As a financial services hub, Luxembourg has a lot at stake in the race to become the domicile of choice for European private funds. It is currently at the head of the pack. Acting swiftly to meet the requirements of the EU’s Alternative Investment Fund Managers Directive by establishing the Reserved Alternative Investment Fund – a flexible and speedy option – and expanding its product offering to include the Luxembourg Special Limited Partnership, the Grand Duchy outstripped its closest competitor, Ireland, to scoop up business that was swerving around London in the wake of the UK’s 2016 Brexit referendum.

Popular choice for private real estate

Grabbing first-mover advantage puts Luxembourg front-of-mind for managers selecting a domicile. According to the Association of the Luxembourg Fund Industry, as of May, more than 600 private equity and venture capital funds, holding €105 billion of assets, and 320 real estate funds, with €88 billion of assets, had been set up in the country.

“Part of the rationale of where to domicile is to look at how you hold your [real estate] assets,” says Steven Cowins, shareholder in Greenberg Traurig. “A lot of managers have used Luxembourg structures. It’s a logical next step to domicile their fund there as they already had substance and they would only have to deal with one regulator.”

Justin Partington, group head of funds at Luxembourg-based IQ-EQ, says the Grand Duchy is also the preferred choice for large continent-wide investors such as the European Investment Bank and the European Infrastructure Fund, which are looking to allocate increasing amounts of private capital funds.

With 52 double tax treaties, a reputation for cross-border facilitation, including multi-currency operations and access to foreign exchange hedging, and a wealth of third-party service providers in close proximity, Luxemburg is an efficient choice as regional base – something real estate investors like CBRE and Schroders have recognized.
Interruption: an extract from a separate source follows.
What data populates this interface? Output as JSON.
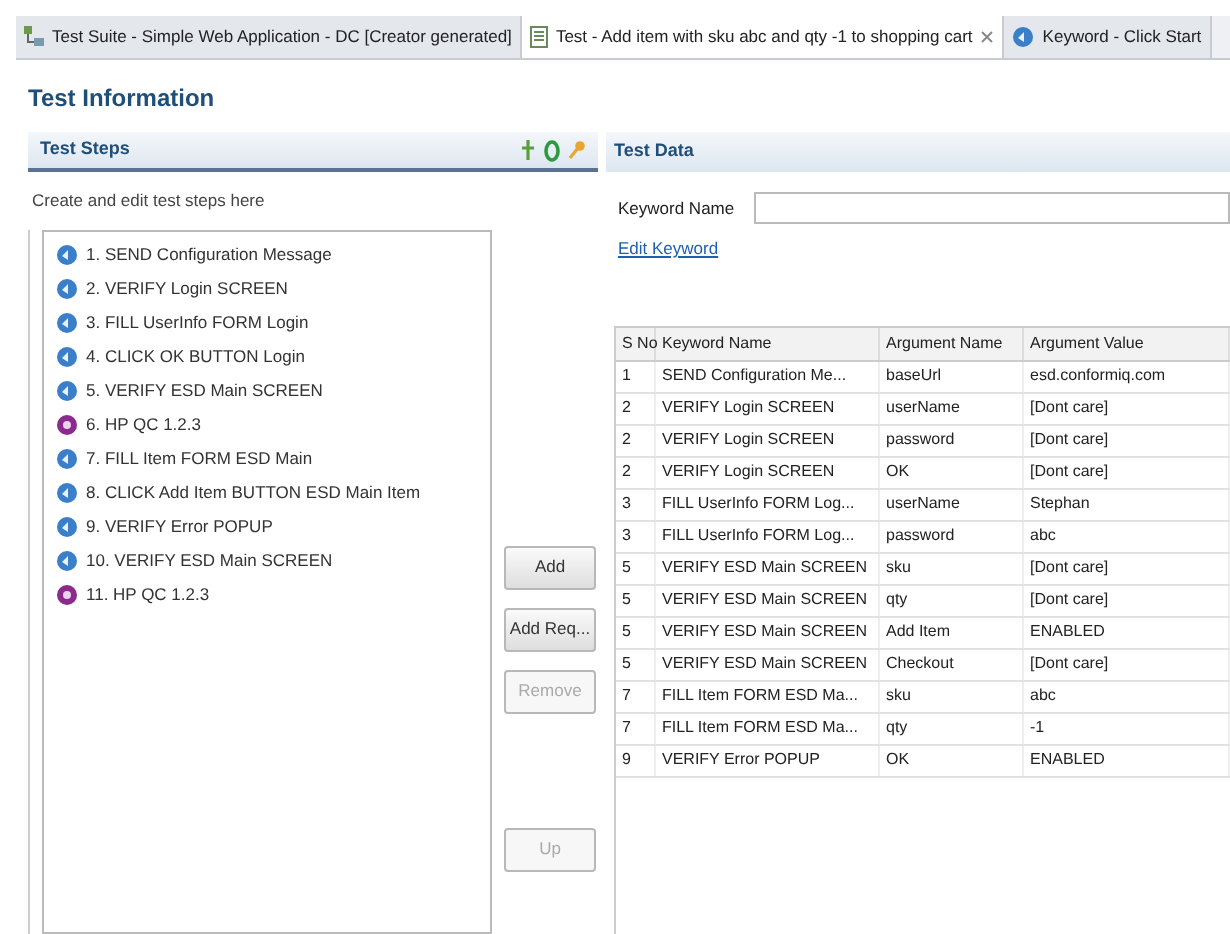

Consider the downsides

However, the Grand Duchy has a reputation for being expensive. It makes sense as a home for large non-EU funds marketing across the continent. However, for vehicles collecting capital from a small number of specific European markets, obtaining an AIFMD passport is costly.

PwC private equity funds partner Robert Mellor notes that while the product range grants flexibility, local particularities – for example, the requirement for a Luxembourg notary to authenticate certain documents – add time and cost. Competition for talent, wage inflation and staff turnover are also considerations, he notes, as is the uncertainty created by continuing competition challenges to Luxembourg’s tax regime.

As more real estate managers opt to establish local holding structures rather than a Luxembourg special purpose vehicle, “it’ll be interesting to see if that factors into choosing the domicile for a fund,” notes Cowins.

Like all jurisdictions, Luxembourg cannot rest on its laurels.